■ Task inputs ■
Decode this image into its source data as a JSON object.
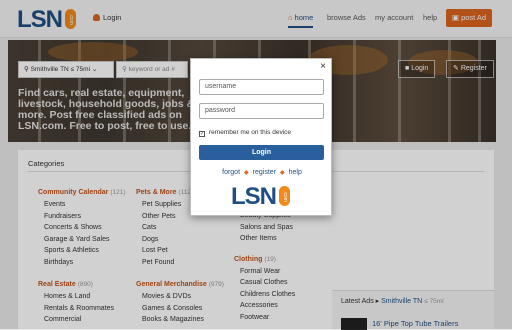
{
  "header": {
    "logo_text": "LSN",
    "logo_badge": ".com",
    "login_label": "Login",
    "nav": {
      "home": "home",
      "browse_ads": "browse Ads",
      "my_account": "my account",
      "help": "help"
    },
    "post_ad": "post Ad"
  },
  "hero": {
    "location": "Smithville TN ≤ 75mi",
    "search_placeholder": "keyword or ad #",
    "login_btn": "Login",
    "register_btn": "Register",
    "tagline": "Find cars, real estate, equipment, livestock, household goods, jobs & more. Post free classified ads on LSN.com. Free to post, free to use."
  },
  "categories_title": "Categories",
  "columns": [
    {
      "groups": [
        {
          "title": "Community Calendar",
          "count": "(121)",
          "items": [
            "Events",
            "Fundraisers",
            "Concerts & Shows",
            "Garage & Yard Sales",
            "Sports & Athletics",
            "Birthdays"
          ]
        },
        {
          "title": "Real Estate",
          "count": "(890)",
          "items": [
            "Homes & Land",
            "Rentals & Roommates",
            "Commercial"
          ]
        }
      ]
    },
    {
      "groups": [
        {
          "title": "Pets & More",
          "count": "(112)",
          "items": [
            "Pet Supplies",
            "Other Pets",
            "Cats",
            "Dogs",
            "Lost Pet",
            "Pet Found"
          ]
        },
        {
          "title": "General Merchandise",
          "count": "(979)",
          "items": [
            "Movies & DVDs",
            "Games & Consoles",
            "Books & Magazines"
          ]
        }
      ]
    },
    {
      "groups": [
        {
          "title": "",
          "count": "",
          "items": [
            "Beauty Supplies",
            "Salons and Spas",
            "Other Items"
          ]
        },
        {
          "title": "Clothing",
          "count": "(19)",
          "items": [
            "Formal Wear",
            "Casual Clothes",
            "Childrens Clothes",
            "Accessories",
            "Footwear"
          ]
        }
      ]
    }
  ],
  "latest": {
    "title": "Latest Ads",
    "location": "Smithville TN",
    "radius": "≤ 75mi",
    "first_item": "16' Pipe Top Tube Trailers"
  },
  "modal": {
    "close": "×",
    "username_placeholder": "username",
    "password_placeholder": "password",
    "remember_label": "remember me on this device",
    "login_button": "Login",
    "links": {
      "forgot": "forgot",
      "register": "register",
      "help": "help"
    },
    "logo_text": "LSN",
    "logo_badge": ".com"
  },
  "colors": {
    "brand_blue": "#1f4f82",
    "accent_orange": "#d9651f",
    "button_blue": "#2a5f9e"
  }
}
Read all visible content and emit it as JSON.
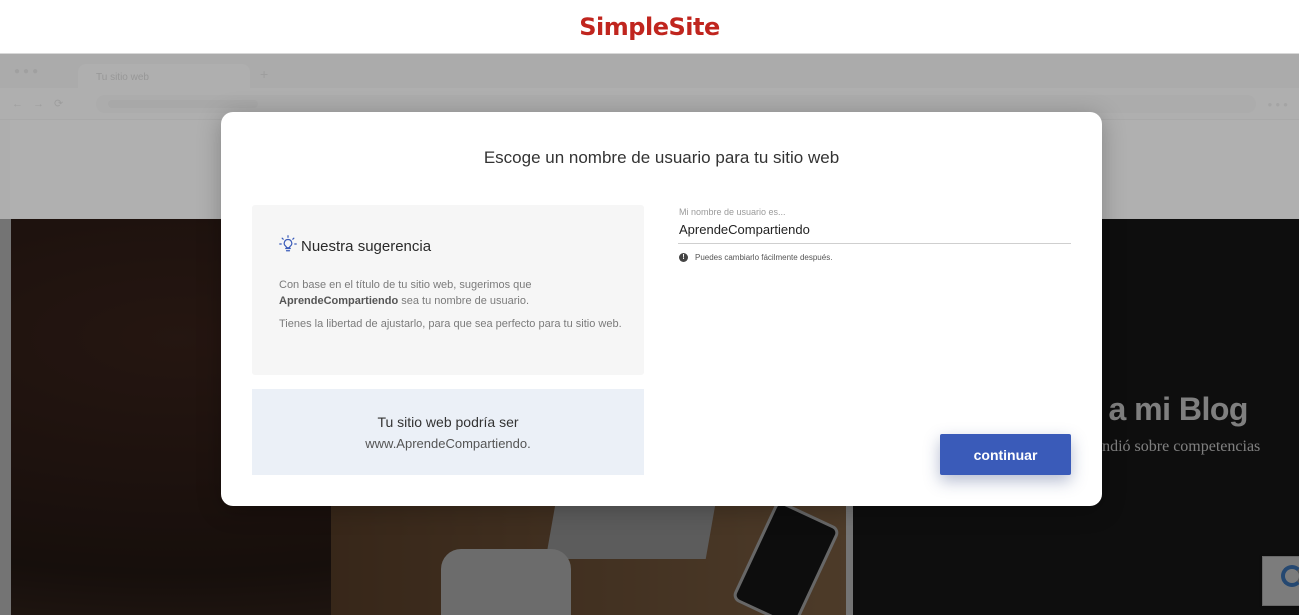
{
  "header": {
    "logo": "SimpleSite"
  },
  "background": {
    "browser_tab": "Tu sitio web",
    "hero_title": "o a mi Blog",
    "hero_subtitle": "endió sobre competencias"
  },
  "modal": {
    "title": "Escoge un nombre de usuario para tu sitio web",
    "suggestion": {
      "heading": "Nuestra sugerencia",
      "p1_before": "Con base en el título de tu sitio web, sugerimos que ",
      "p1_bold": "AprendeCompartiendo",
      "p1_after": " sea tu nombre de usuario.",
      "p2": "Tienes la libertad de ajustarlo, para que sea perfecto para tu sitio web."
    },
    "preview": {
      "line1": "Tu sitio web podría ser",
      "line2": "www.AprendeCompartiendo."
    },
    "username_field": {
      "label": "Mi nombre de usuario es...",
      "value": "AprendeCompartiendo",
      "hint": "Puedes cambiarlo fácilmente después."
    },
    "continue_label": "continuar"
  },
  "colors": {
    "brand": "#c0251e",
    "primary_button": "#3a5bb9",
    "preview_bg": "#ebf0f7"
  },
  "icons": {
    "suggestion": "lightbulb-icon",
    "hint": "info-icon"
  }
}
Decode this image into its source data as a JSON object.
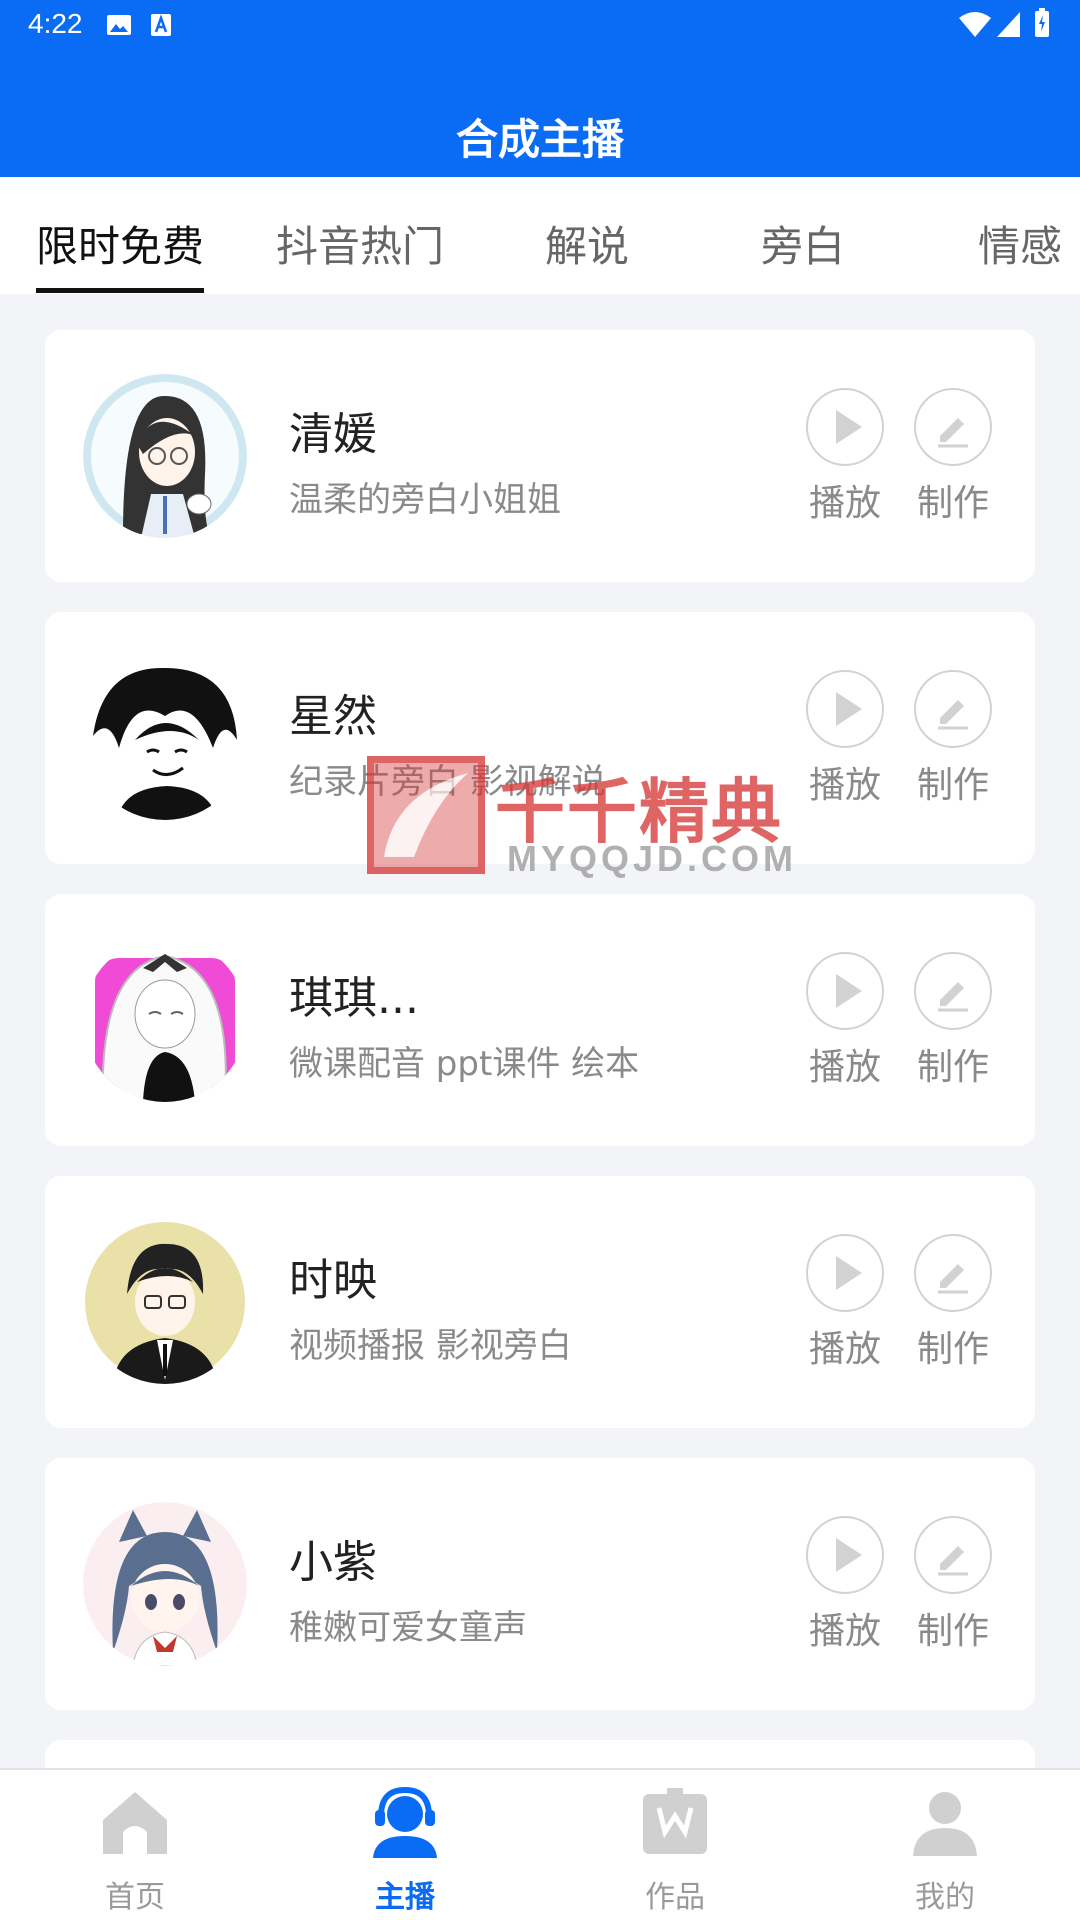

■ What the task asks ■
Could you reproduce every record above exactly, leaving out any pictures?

■ Output below ■
Decode this image into its source data as a JSON object.
{
  "header": {
    "logo_text": "LSN",
    "logo_badge": ".com",
    "login_label": "Login",
    "nav": {
      "home": "home",
      "browse_ads": "browse Ads",
      "my_account": "my account",
      "help": "help"
    },
    "post_ad": "post Ad"
  },
  "hero": {
    "location": "Smithville TN ≤ 75mi",
    "search_placeholder": "keyword or ad #",
    "login_btn": "Login",
    "register_btn": "Register",
    "tagline": "Find cars, real estate, equipment, livestock, household goods, jobs & more. Post free classified ads on LSN.com. Free to post, free to use."
  },
  "categories_title": "Categories",
  "columns": [
    {
      "groups": [
        {
          "title": "Community Calendar",
          "count": "(121)",
          "items": [
            "Events",
            "Fundraisers",
            "Concerts & Shows",
            "Garage & Yard Sales",
            "Sports & Athletics",
            "Birthdays"
          ]
        },
        {
          "title": "Real Estate",
          "count": "(890)",
          "items": [
            "Homes & Land",
            "Rentals & Roommates",
            "Commercial"
          ]
        }
      ]
    },
    {
      "groups": [
        {
          "title": "Pets & More",
          "count": "(112)",
          "items": [
            "Pet Supplies",
            "Other Pets",
            "Cats",
            "Dogs",
            "Lost Pet",
            "Pet Found"
          ]
        },
        {
          "title": "General Merchandise",
          "count": "(979)",
          "items": [
            "Movies & DVDs",
            "Games & Consoles",
            "Books & Magazines"
          ]
        }
      ]
    },
    {
      "groups": [
        {
          "title": "",
          "count": "",
          "items": [
            "Beauty Supplies",
            "Salons and Spas",
            "Other Items"
          ]
        },
        {
          "title": "Clothing",
          "count": "(19)",
          "items": [
            "Formal Wear",
            "Casual Clothes",
            "Childrens Clothes",
            "Accessories",
            "Footwear"
          ]
        }
      ]
    }
  ],
  "latest": {
    "title": "Latest Ads",
    "location": "Smithville TN",
    "radius": "≤ 75mi",
    "first_item": "16' Pipe Top Tube Trailers"
  },
  "modal": {
    "close": "×",
    "username_placeholder": "username",
    "password_placeholder": "password",
    "remember_label": "remember me on this device",
    "login_button": "Login",
    "links": {
      "forgot": "forgot",
      "register": "register",
      "help": "help"
    },
    "logo_text": "LSN",
    "logo_badge": ".com"
  },
  "colors": {
    "brand_blue": "#1f4f82",
    "accent_orange": "#d9651f",
    "button_blue": "#2a5f9e"
  }
}
Read all visible content and emit it as JSON.
{
  "header": {
    "logo": "SimpleSite"
  },
  "background": {
    "browser_tab": "Tu sitio web",
    "hero_title": "o a mi Blog",
    "hero_subtitle": "endió sobre competencias"
  },
  "modal": {
    "title": "Escoge un nombre de usuario para tu sitio web",
    "suggestion": {
      "heading": "Nuestra sugerencia",
      "p1_before": "Con base en el título de tu sitio web, sugerimos que ",
      "p1_bold": "AprendeCompartiendo",
      "p1_after": " sea tu nombre de usuario.",
      "p2": "Tienes la libertad de ajustarlo, para que sea perfecto para tu sitio web."
    },
    "preview": {
      "line1": "Tu sitio web podría ser",
      "line2": "www.AprendeCompartiendo."
    },
    "username_field": {
      "label": "Mi nombre de usuario es...",
      "value": "AprendeCompartiendo",
      "hint": "Puedes cambiarlo fácilmente después."
    },
    "continue_label": "continuar"
  },
  "colors": {
    "brand": "#c0251e",
    "primary_button": "#3a5bb9",
    "preview_bg": "#ebf0f7"
  },
  "icons": {
    "suggestion": "lightbulb-icon",
    "hint": "info-icon"
  }
}
Decode this image into its source data as a JSON object.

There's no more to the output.